- WHAT IS REQUIRED -
The reply consists of one number only: how many lines in the listing below contain the word "快速查找和定位事故点成为提高城市管网运行效率的关键".

- EXTRACTED ENTRIES -
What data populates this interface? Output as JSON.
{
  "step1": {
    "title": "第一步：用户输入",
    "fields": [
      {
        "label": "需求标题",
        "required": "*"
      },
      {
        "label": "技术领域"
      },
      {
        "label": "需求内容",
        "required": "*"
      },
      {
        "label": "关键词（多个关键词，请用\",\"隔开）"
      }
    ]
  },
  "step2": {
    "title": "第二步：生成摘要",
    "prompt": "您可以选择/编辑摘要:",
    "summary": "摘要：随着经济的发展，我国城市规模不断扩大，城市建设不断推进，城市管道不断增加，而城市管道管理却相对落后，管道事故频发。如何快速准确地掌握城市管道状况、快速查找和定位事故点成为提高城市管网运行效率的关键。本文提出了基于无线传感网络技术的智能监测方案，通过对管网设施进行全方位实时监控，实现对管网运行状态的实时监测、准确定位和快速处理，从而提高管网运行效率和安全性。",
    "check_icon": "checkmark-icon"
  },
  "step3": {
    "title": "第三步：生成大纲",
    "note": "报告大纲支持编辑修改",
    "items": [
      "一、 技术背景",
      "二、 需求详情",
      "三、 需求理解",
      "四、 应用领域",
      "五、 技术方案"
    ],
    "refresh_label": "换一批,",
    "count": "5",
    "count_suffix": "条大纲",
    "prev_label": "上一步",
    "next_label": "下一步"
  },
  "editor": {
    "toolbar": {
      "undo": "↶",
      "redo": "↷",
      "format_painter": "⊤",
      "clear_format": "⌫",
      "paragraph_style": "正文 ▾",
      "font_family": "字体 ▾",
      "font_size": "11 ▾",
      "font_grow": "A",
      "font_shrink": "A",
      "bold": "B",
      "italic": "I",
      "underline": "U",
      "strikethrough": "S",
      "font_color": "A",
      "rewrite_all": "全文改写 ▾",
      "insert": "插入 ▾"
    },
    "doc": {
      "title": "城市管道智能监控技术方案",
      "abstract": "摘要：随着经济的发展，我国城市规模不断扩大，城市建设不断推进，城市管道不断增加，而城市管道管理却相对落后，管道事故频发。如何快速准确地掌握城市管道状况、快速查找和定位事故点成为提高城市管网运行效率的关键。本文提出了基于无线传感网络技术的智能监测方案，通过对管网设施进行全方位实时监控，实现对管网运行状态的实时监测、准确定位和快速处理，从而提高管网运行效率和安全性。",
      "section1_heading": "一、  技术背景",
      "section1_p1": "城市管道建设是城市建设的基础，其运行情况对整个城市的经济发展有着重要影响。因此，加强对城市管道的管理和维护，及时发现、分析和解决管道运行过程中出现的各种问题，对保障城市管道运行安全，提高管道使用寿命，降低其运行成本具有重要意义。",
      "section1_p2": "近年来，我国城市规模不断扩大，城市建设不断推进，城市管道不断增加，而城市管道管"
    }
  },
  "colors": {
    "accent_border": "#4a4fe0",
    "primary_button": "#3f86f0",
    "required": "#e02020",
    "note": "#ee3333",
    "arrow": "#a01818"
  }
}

- OUTPUT OF THE TASK -
2